**EXERCISE:** Every line containing "icon" should be copied out. Go through the entries and find them.

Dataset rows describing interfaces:

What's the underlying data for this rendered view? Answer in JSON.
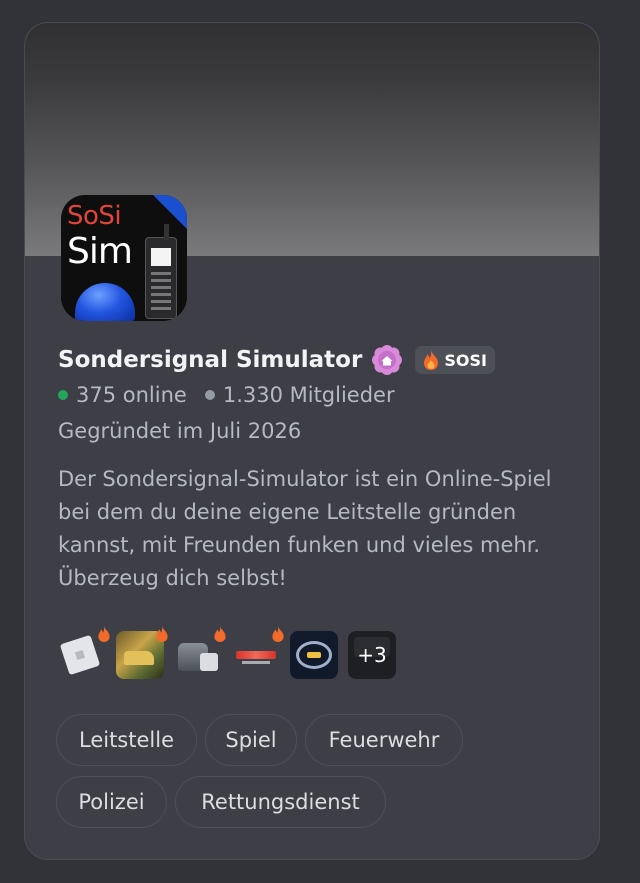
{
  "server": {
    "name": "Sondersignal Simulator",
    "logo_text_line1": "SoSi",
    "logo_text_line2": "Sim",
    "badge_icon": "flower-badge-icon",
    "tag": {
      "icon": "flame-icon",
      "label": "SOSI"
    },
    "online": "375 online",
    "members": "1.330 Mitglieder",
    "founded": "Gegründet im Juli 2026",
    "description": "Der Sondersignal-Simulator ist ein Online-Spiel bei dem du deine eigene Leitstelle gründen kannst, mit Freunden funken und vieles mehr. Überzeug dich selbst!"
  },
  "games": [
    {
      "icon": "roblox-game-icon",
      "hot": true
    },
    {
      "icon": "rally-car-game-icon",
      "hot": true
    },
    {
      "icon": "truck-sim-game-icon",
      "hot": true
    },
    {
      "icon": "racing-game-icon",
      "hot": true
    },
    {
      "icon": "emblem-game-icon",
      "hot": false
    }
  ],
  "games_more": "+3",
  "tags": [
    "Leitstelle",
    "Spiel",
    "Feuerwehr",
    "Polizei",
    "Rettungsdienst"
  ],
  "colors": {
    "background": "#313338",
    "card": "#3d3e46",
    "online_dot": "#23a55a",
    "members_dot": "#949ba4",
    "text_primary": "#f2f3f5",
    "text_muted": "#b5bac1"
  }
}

**RESULT FOR THIS EXERCISE:**
    "badge_icon": "flower-badge-icon",
      "icon": "flame-icon",
      "icon": "roblox-game-icon",
      "icon": "rally-car-game-icon",
      "icon": "truck-sim-game-icon",
      "icon": "racing-game-icon",
      "icon": "emblem-game-icon",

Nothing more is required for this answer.